Working at a charity shop might sound a little dull (and yes that smell can get a bit much sometimes) but avid bargain hunters, fans of vintage fashion and textiles students may find them a treasure trove of delights. And of course volunteers often get access to all the best items first and at a discounted rate. Music and book fans might also want to consider volunteering for a couple of hours a week in Oxfam Books or Oxfam Music. There’s a story that Stuart Murdoch (of Belle and Sebastian fame) once dropped a whole box of demos and unreleased material off at the Oxfam music on Byres Road in Glasgow. And I’m guessing an eagle-eyed volunteer might have got first dibs on some of that stuff.
There are plenty of organisations out there who will happily take a considerable amount of your money for you to have a ‘volunteering experience’. We’ll not name them here as you’ve probably heard of them already. Many people feel that it’s worth spending money on a trip abroad to experience another culture, however there are other opportunities which don’t require you to save up for months in advance. We’d recommend VSO (Voluntary Service Overseas) who offer a one year volunteer placement in one of 44 developing countries. They will even pay for you travel and expenses, you’ll just need to fundraise £900 before you go which they’ll even help you with.
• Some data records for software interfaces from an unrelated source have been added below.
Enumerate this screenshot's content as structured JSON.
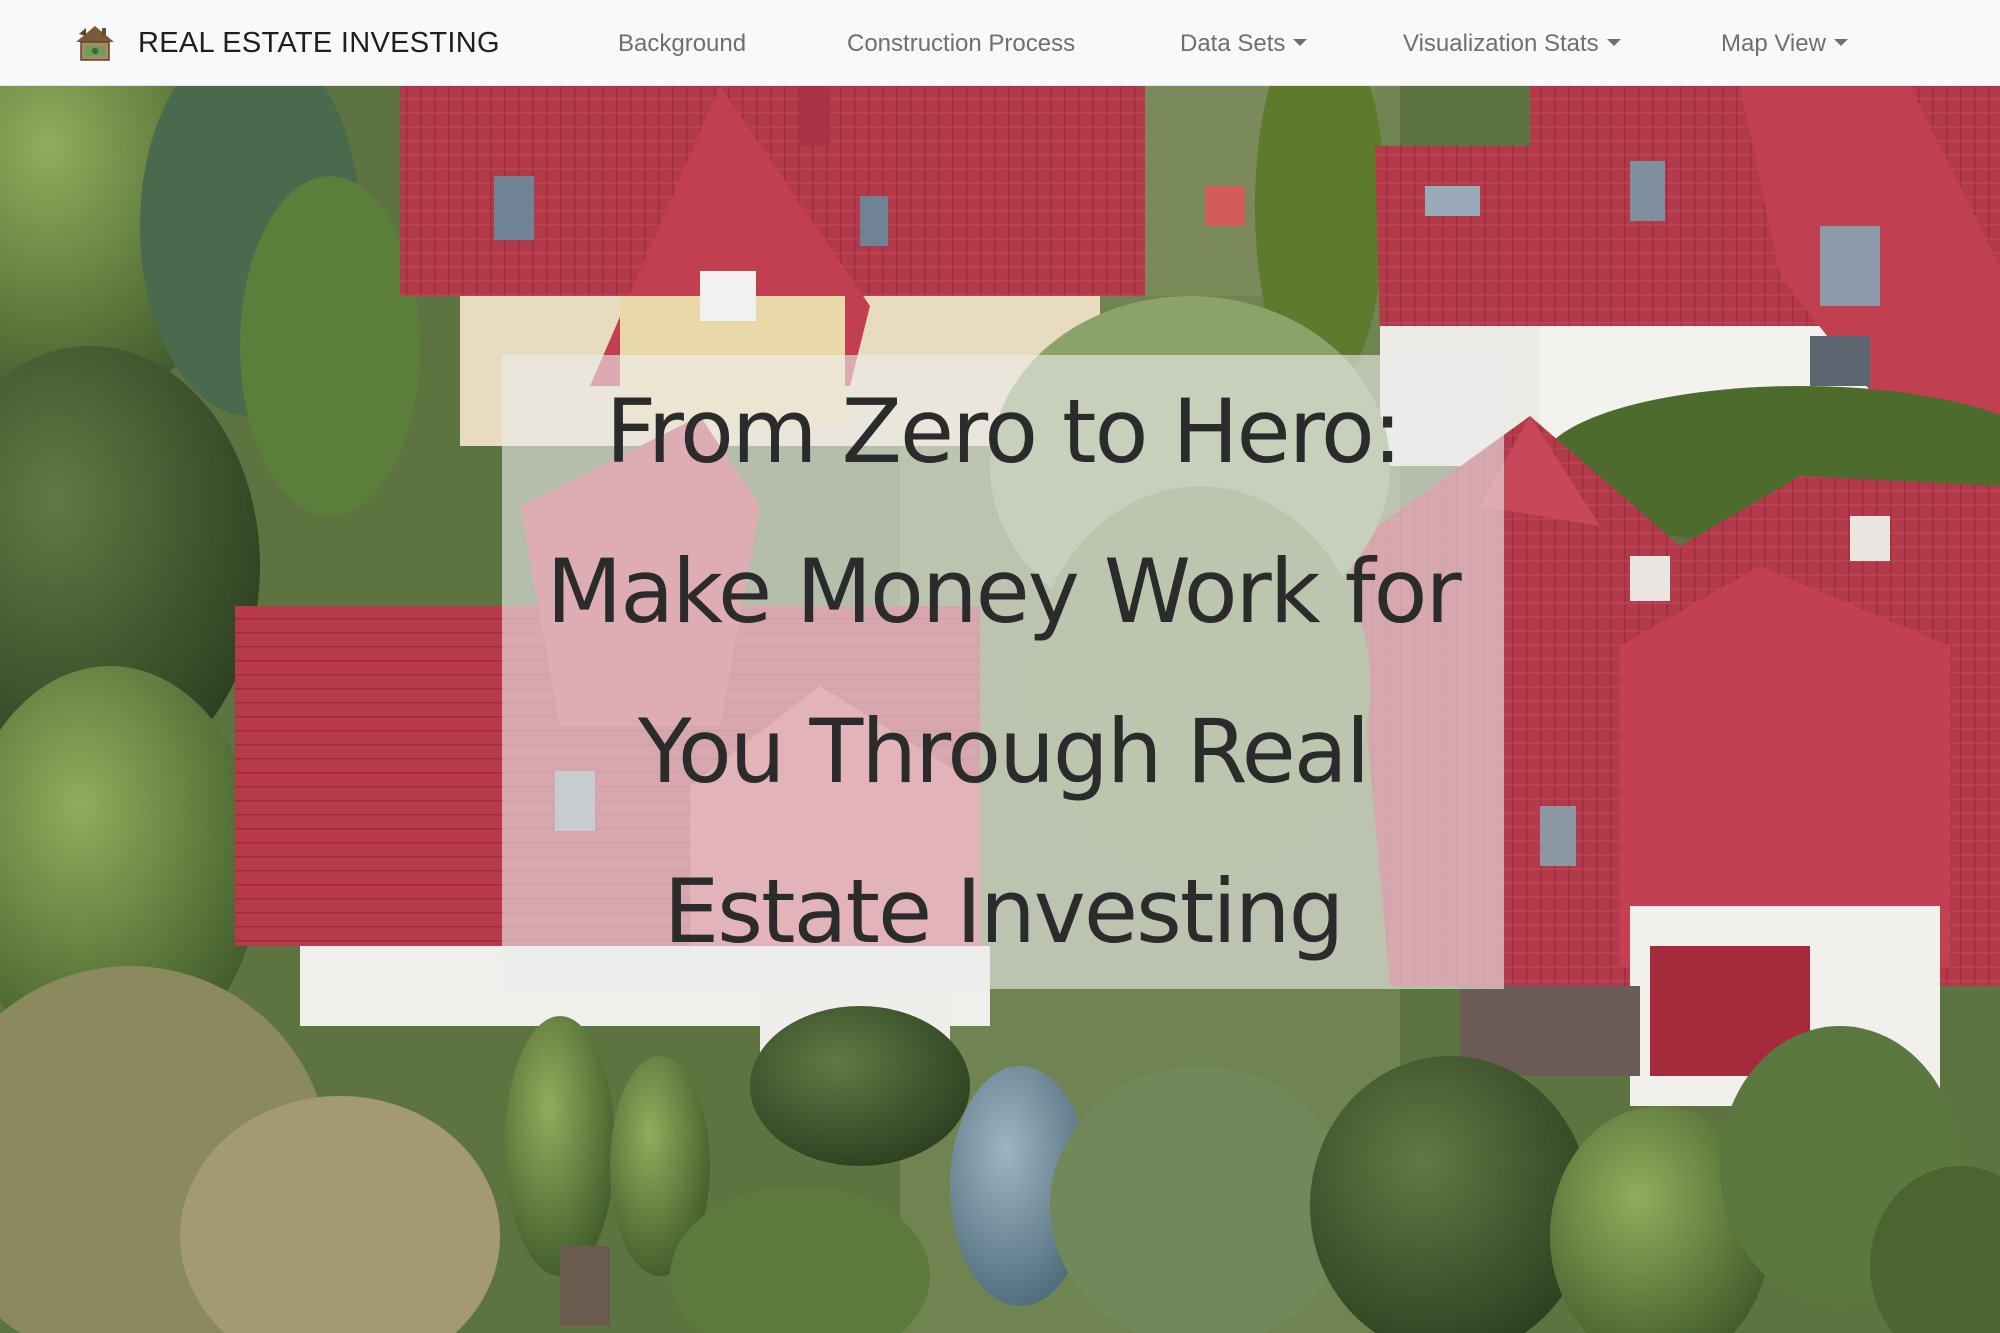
{
  "navbar": {
    "brand_text": "REAL ESTATE INVESTING",
    "brand_icon": "house-with-money-icon",
    "items": [
      {
        "label": "Background",
        "has_dropdown": false
      },
      {
        "label": "Construction Process",
        "has_dropdown": false
      },
      {
        "label": "Data Sets",
        "has_dropdown": true
      },
      {
        "label": "Visualization Stats",
        "has_dropdown": true
      },
      {
        "label": "Map View",
        "has_dropdown": true
      }
    ]
  },
  "hero": {
    "headline": "From Zero to Hero: Make Money Work for You Through Real Estate Investing"
  },
  "colors": {
    "navbar_bg": "#f8f9fa",
    "nav_text": "#6c6f73",
    "brand_text": "#1d1f22",
    "headline_text": "#2b2b2b",
    "roof_red": "#b8394a",
    "foliage_green": "#4f6b34"
  }
}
This is a great scheme for people who have a serious interest in overseas development. Don’t expect a year long holiday, do expect a genuine insight into another culture and society and the opportunity to carry out work which is hugely beneficial to a local community.
If you want to combine short-term volunteering with the chance to travel you might want to consider wwoofing. World Wide Opportunities on Organic Farms (WWOOF) (www.wwoof.org.uk) keep a list of organic farms across the world who are happy to take in volunteers. You’ll be required to work for a few hours each day on the farm (no prior experience required, although a willingness to get stuck in is) and in exchange your host will provide you with accommodation and food. And when you’re not working you can enjoy wherever it is that you find yourself – perhaps rural Tuscany or even closer to home in the Scottish Highlands.
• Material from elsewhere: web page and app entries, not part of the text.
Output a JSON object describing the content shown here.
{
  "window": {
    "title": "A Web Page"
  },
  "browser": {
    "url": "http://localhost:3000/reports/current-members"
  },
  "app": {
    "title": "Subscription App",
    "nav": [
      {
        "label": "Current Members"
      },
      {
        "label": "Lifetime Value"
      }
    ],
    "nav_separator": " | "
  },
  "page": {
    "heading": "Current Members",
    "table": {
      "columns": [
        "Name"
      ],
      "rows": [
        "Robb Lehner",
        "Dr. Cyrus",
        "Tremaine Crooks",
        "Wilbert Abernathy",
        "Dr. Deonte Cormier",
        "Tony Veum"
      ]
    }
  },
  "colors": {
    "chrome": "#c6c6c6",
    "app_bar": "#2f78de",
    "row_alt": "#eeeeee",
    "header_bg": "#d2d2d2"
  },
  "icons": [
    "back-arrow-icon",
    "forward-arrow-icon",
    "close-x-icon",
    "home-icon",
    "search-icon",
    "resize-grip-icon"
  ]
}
Students these days are an apathetic bunch, so our elders tell us. Well they obviously haven’t met the members of Plane Stupid, who stand up against the aviation industry (and the impact it has on our climate) through non-violent direct action. You might remember Peter Mandleson getting gunged a little while ago, yep that was them. They’re looking to expand their student network, so if you’re passionate about stopping the expansion of the aviation industry get in touch with these guys and gals at email@example.com You’ll spot them at your freshers fair too.
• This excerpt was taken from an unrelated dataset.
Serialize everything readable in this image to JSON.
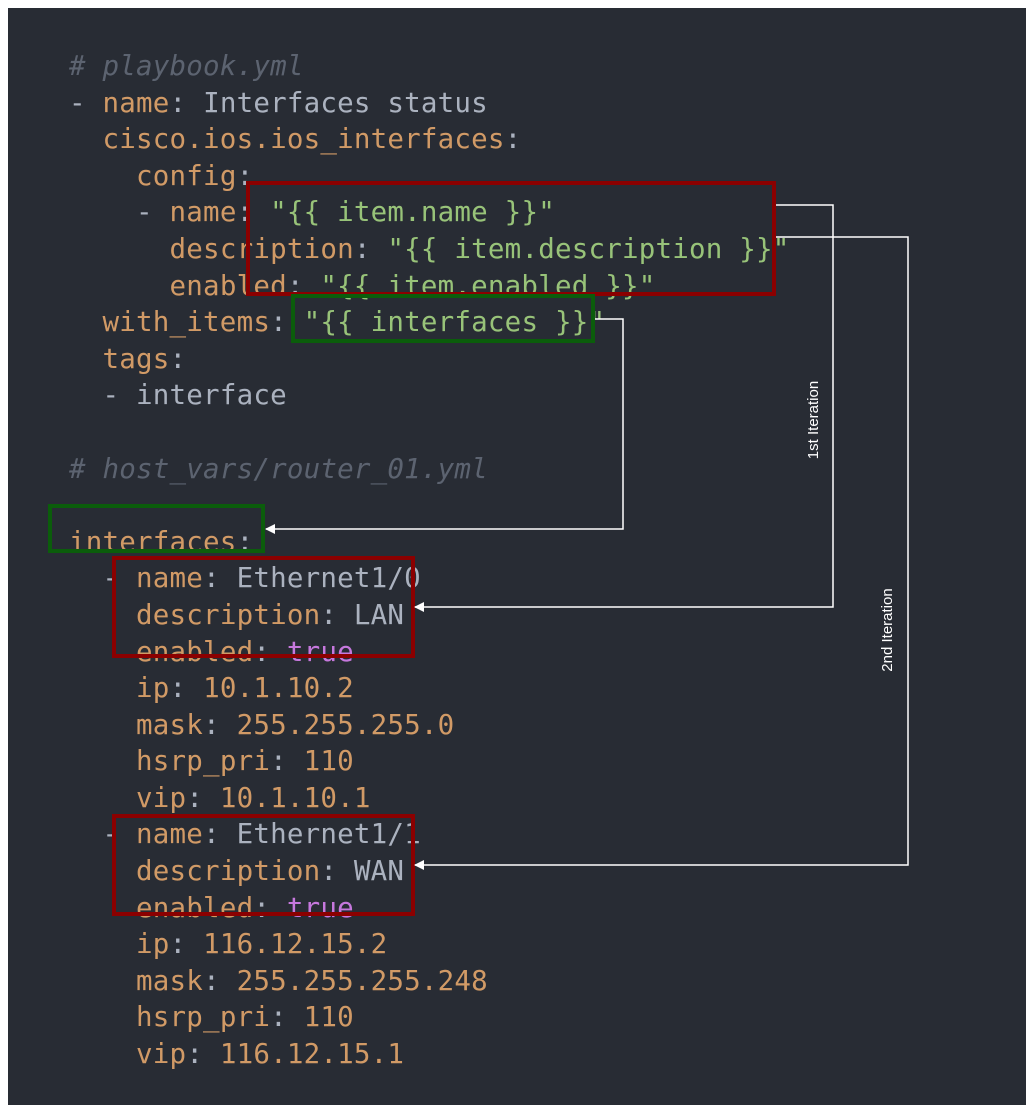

You might also want to consider People and Planet, a student network that exists across the UK to campaign and raise awareness on world poverty, human rights and the environment. Look out for their events throughout term time (http://peopleandplanet.org).
Almost all campaign groups, charities and not-for-profit organisations are on the look out for volunteers, so if there is something you’re particularly passionate about it’s worth finding out more at your local branch/group and seeing how you can get involved.